Fat at 40,000 Feet
by Sara Tucker
Whatever is heavy on the ground is even heavier in the air. That's not physics; it's economics. It's costing the airlines $538 million a year to tote our excess flab through the skies--Forbes.com did the math--and that's just in terms of jet fuel. In Canada, the cost of serving overweight flyers just went up: Starting tomorrow, disabled passengers, including the severely obese, will be entitled to two seats for the price of one on domestic flights.
Our fatness is forever in the news.
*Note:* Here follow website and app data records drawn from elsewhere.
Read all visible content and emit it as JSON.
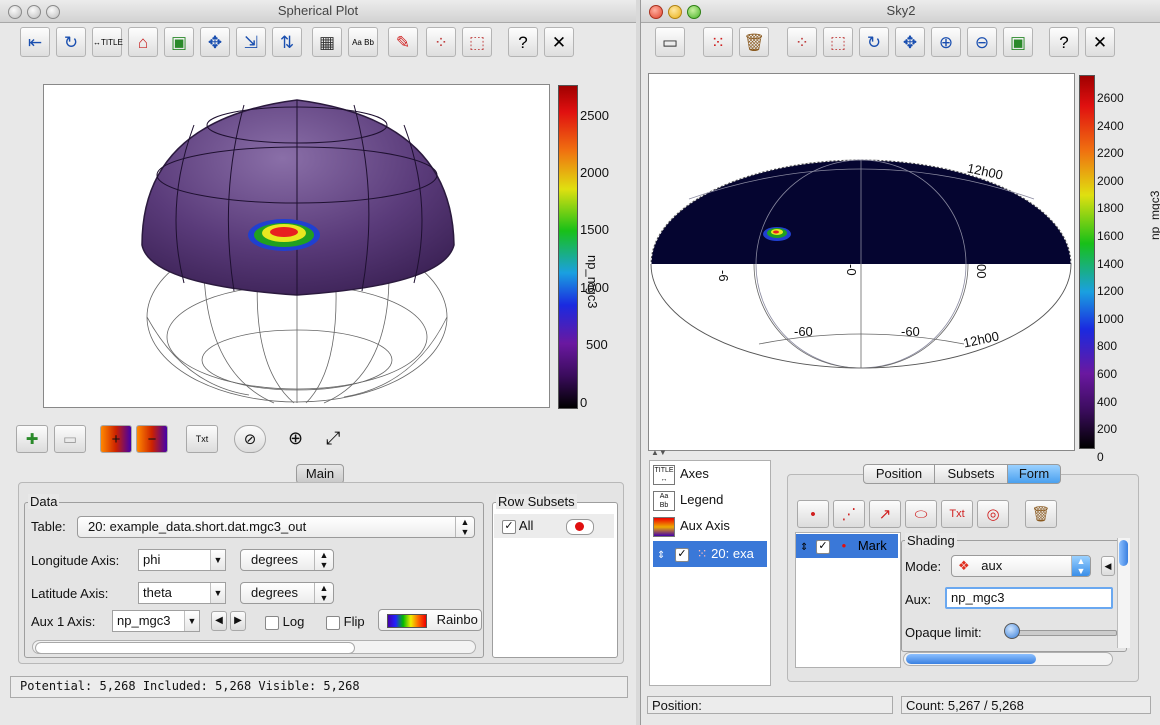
{
  "left_window": {
    "title": "Spherical Plot",
    "toolbar_icons": [
      "frame-icon",
      "replot-icon",
      "axis-limits-icon",
      "pdf-export-icon",
      "image-export-icon",
      "navigate-icon",
      "axis-flip-icon",
      "axis-zoom-icon",
      "grid-icon",
      "axes-labels-icon",
      "red-pencil-icon",
      "subset-blob-icon",
      "subset-polygon-icon",
      "help-icon",
      "close-icon"
    ],
    "colorbar": {
      "label": "np_mgc3",
      "ticks": [
        "2500",
        "2000",
        "1500",
        "1000",
        "500",
        "0"
      ]
    },
    "bottom_tab": "Main",
    "data_group": {
      "title": "Data",
      "table_label": "Table:",
      "table_value": "20: example_data.short.dat.mgc3_out",
      "lon_label": "Longitude Axis:",
      "lon_value": "phi",
      "lon_unit": "degrees",
      "lat_label": "Latitude Axis:",
      "lat_value": "theta",
      "lat_unit": "degrees",
      "aux_label": "Aux 1 Axis:",
      "aux_value": "np_mgc3",
      "log_label": "Log",
      "flip_label": "Flip",
      "shader_label": "Rainbo"
    },
    "subsets_group": {
      "title": "Row Subsets",
      "all_label": "All"
    },
    "status": "Potential: 5,268 Included: 5,268 Visible: 5,268"
  },
  "right_window": {
    "title": "Sky2",
    "colorbar": {
      "label": "np_mgc3",
      "ticks": [
        "2600",
        "2400",
        "2200",
        "2000",
        "1800",
        "1600",
        "1400",
        "1200",
        "1000",
        "800",
        "600",
        "400",
        "200",
        "0"
      ]
    },
    "axis_labels": [
      "12h00",
      "-60",
      "-60",
      "12h00",
      "-6",
      "-0",
      "00"
    ],
    "side_items": [
      "Axes",
      "Legend",
      "Aux Axis"
    ],
    "layer_label": "20: exa",
    "tabs": [
      "Position",
      "Subsets",
      "Form"
    ],
    "active_tab": "Form",
    "mark_label": "Mark",
    "shading_title": "Shading",
    "mode_label": "Mode:",
    "mode_value": "aux",
    "aux_label": "Aux:",
    "aux_value": "np_mgc3",
    "opaque_label": "Opaque limit:",
    "position_label": "Position:",
    "count_label": "Count: 5,267 / 5,268"
  }
}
Bloggers loved the story of Dr. Craig Alan Bittner, the Beverly Hills cosmetic surgeon who used human blubber to power his SUV, a bit of journalistic flotsam that surfaced during Christmas week, just as millions of Americans were resolving to slim down in 2009. The Beverly Hills lipodiesel story had some holes in it (Wired, for one, called Bittner's bluff; the doctor himself has skipped town). And yet the whole idea of fat-powered vehicles is just too intriguing to dismiss.
Obvious question: Why not use air travelers' excess weight to help fly the plane?
A quick search of the Internet reveals that the technology isn't new. "The Earthrace, a high-speed eco-boat that broke records last year when it circumnavigated the globe in just under 61 days, was powered partly by former love-handles," observes the Christian Science Monitor's Bright Green Blog. The boat's captain and two volunteers "donated a combined 2.5 gallons of fat, enough to power the boat for 9 miles."
Weird science, but maybe not that weird. In fact, Tyson Foods will begin turning leftover beef tallow, pork lard, chicken fat and greases into jet fuel next year. The Dynamic Fuels plant, located near Baton Rouge, is a joint venture between Tyson and Syntroleum, a producer of synthetic fuels.
"There is currently no other fuel production facility like this in the U.S., so we're very excited about building the first one," said Syntroleum exec Jeffrey Bigger when ground was broken in October.
Can lipodiesel be far behind?
"Biodiesel made from plant stock or animal fat (or a combination of the two) will likely get a lot of attention in the coming year as a potential fuel alternative to the petroleum, gasoline and kerosene polluting the environment," reports Scientific American's 60-Second Science blog.
There's a legal glitch, having to do with laws governing the disposal of medical waste. But looked at from an economic perspective, does turning human fat into fuel make sense? Blogger Gar Smith thinks so. In his essay "Tapping the Fat of the Land," he calculates that "Americans are hauling around (at minimum) the fat-equivalent of 2.92 million barrels of oil on their bodies." Add this to the fact that liposuction is the nation's "most popular cosmetic surgery (455,000 procedures in 2006 alone)," and he predicts the day will come when "patriotic Americans can boost their health and the nation's oil reserves by making voluntary donations to a Federal Liposuction Aggregation Bureau. FLAB's slogan could be: 'A waist is a terrible thing to waste.' "